Thanks for the kind words, as well as your insightful question. Now, about those precious metals...

If you compare the chart for the

streetTRACKS Gold

(GLD) - Get Report

exchange-traded fund, which directly tracks the price of gold, to the

iShares Silver Trust

(SLV) - Get Report

, which tracks silver, you will see that these two metals move in concert with each other but at different levels. Since the silver ETF started trading in May, it has generally underperformed gold by 10 to 15 percentage points.

There are some obvious reasons why gold and silver tend to move more or less in tandem. Most notably, both serve as a currency of last resort or as a store of value during periods of high inflation.

Gold has served throughout history as a leading currency and, despite what some analysts say, silver is as much a monetary metal as is gold. In the U.S., for example, gold coins were called from circulation in 1933. Standard U.S. 90% silver coins, however, were minted through 1964.

Gold and silver are also highly sought after for industrial use. Gold performs critical functions in computers, communications equipment, spacecraft, jet engines and many other products because of its malleability and conductivity. Industrial demand for silver has increased in the last half-century in areas like photography.And, of course, both metals are huge components for the jewelry industry.

But while both gold and silver share monetary and industrial uses, gold's scarcity and brilliance have always given it top billing.
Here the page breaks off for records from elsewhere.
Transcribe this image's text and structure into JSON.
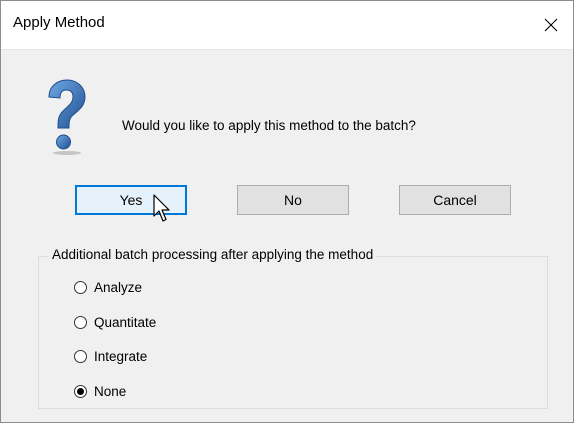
{
  "window": {
    "title": "Apply Method",
    "close_glyph": "✕"
  },
  "message": "Would you like to apply this method to the batch?",
  "icon": "question-icon",
  "buttons": {
    "yes": "Yes",
    "no": "No",
    "cancel": "Cancel"
  },
  "group": {
    "label": "Additional batch processing after applying the method",
    "options": [
      {
        "label": "Analyze",
        "checked": false
      },
      {
        "label": "Quantitate",
        "checked": false
      },
      {
        "label": "Integrate",
        "checked": false
      },
      {
        "label": "None",
        "checked": true
      }
    ]
  },
  "colors": {
    "accent": "#0078d7",
    "icon_blue": "#3f7fc3",
    "icon_dark": "#1f4f8f"
  }
}
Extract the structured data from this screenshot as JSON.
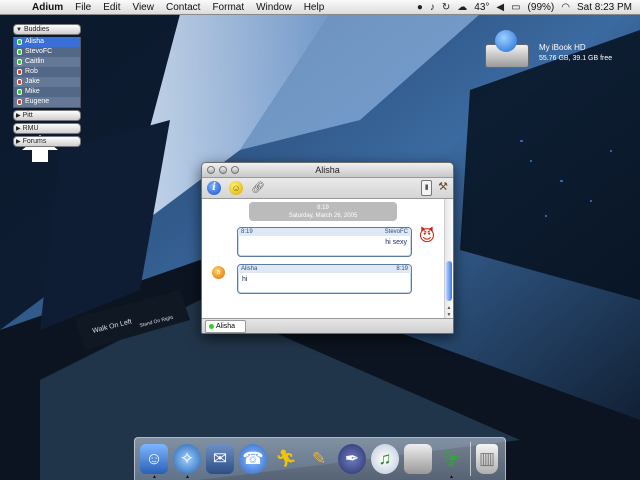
{
  "menubar": {
    "app_name": "Adium",
    "menus": [
      "File",
      "Edit",
      "View",
      "Contact",
      "Format",
      "Window",
      "Help"
    ],
    "temperature": "43°",
    "battery": "(99%)",
    "clock": "Sat 8:23 PM"
  },
  "buddylist": {
    "groups": [
      {
        "label": "Buddies",
        "expanded": true
      },
      {
        "label": "Pitt",
        "expanded": false
      },
      {
        "label": "RMU",
        "expanded": false
      },
      {
        "label": "Forums",
        "expanded": false
      }
    ],
    "buddies": [
      "Alisha",
      "StevoFC",
      "Caitlin",
      "Rob",
      "Jake",
      "Mike",
      "Eugene"
    ]
  },
  "desktop": {
    "disk_name": "My iBook HD",
    "disk_info": "55.76 GB, 39.1 GB free"
  },
  "chat": {
    "title": "Alisha",
    "date_time": "8:19",
    "date_label": "Saturday, March 26, 2005",
    "messages": [
      {
        "time": "8:19",
        "sender": "StevoFC",
        "text": "hi sexy"
      },
      {
        "time": "8:19",
        "sender": "Alisha",
        "text": "hi"
      }
    ],
    "tab_label": "Alisha"
  },
  "dock": {
    "items": [
      "finder-icon",
      "safari-icon",
      "mail-icon",
      "ichat-icon",
      "aim-icon",
      "pen-icon",
      "quill-icon",
      "itunes-icon",
      "system-prefs-icon",
      "adium-duck-icon",
      "trash-icon"
    ]
  }
}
In turn, silver has always remained gold's less-expensive substitute.

One of the few times when silver overshadowed gold occurred in 1979 and early 1980 when Texas oil billionaire Nelson Bunker Hunt attempted to corner the silver market. The price of silver jumped to $50 an ounce in January 1980 after starting at $8.56 the previous July. Just a few months later, the price tumbled to $10.80 an ounce.

In the intervening years, silver was stuck below $5 an ounce. But due to that brief spike, many silver bugs still hold to the belief that silver has more room to run from its current levels of just over $12 an ounce.

Meanwhile, gold's all-time high was $875 in 1980, compared with its current level of $620 an ounce.

In those days, gold and silver investors were forced to buy gold coins from dealers, which required storage, or invest in mining stocks in order to get exposure to the precious metals.

That has changed, however, with the recent introduction of gold and silver exchange traded funds. The GLD, for example, enables investors to participate in the gold bullion market, with each share representing one-tenth of an ounce of gold. The SLV's shares represent about 10 ounces of silver each.

There are a few downsides to these investments, however. For tax purposes, investors of these ETFs are treated as though they own "collectibles," which means that any long-term gains will be taxed at a maximum 28% tax rate rather than the current 15% tax rate that applies to long-term capital gains on the sale of stocks and mutual funds. Another negative about gold as an asset class is that it doesn't pay a dividend, which makes it a bad idea for income-oriented investors.

Finally, like all commodity investments, precious metals are volatile. And that volatility is increased substantially if you decide to buy shares of a gold or silver miner instead of the metal itself due to the leverage involved.

For example, an analyst recently put a beta-to-silver of 1.3 times on a publicly traded silver mining company. In other words, if silver prices go up 10%, shares of that particular miner will rise 13%.

One might think the prospect of increased leverage would entice those racy hedge fund investors. Nevertheless, even hedge fund managers tend to be wary of precious-metals miners because there are still a lot of sketchy ones out there, as well as bad memories of fraudulent companies like Bre-X.

In 1997, Calgary-based miner Bre-X collapsed after the company falsely asserted that its property in Indonesia contained up to 200 million ounces of gold. Bre-X's shares crashed and investors lost an estimated $4 billion.

ETFs remove that worry, because you are just buying the metal. And there are also plenty of precious metals or commodities-based mutual funds available, which help spread out the risk.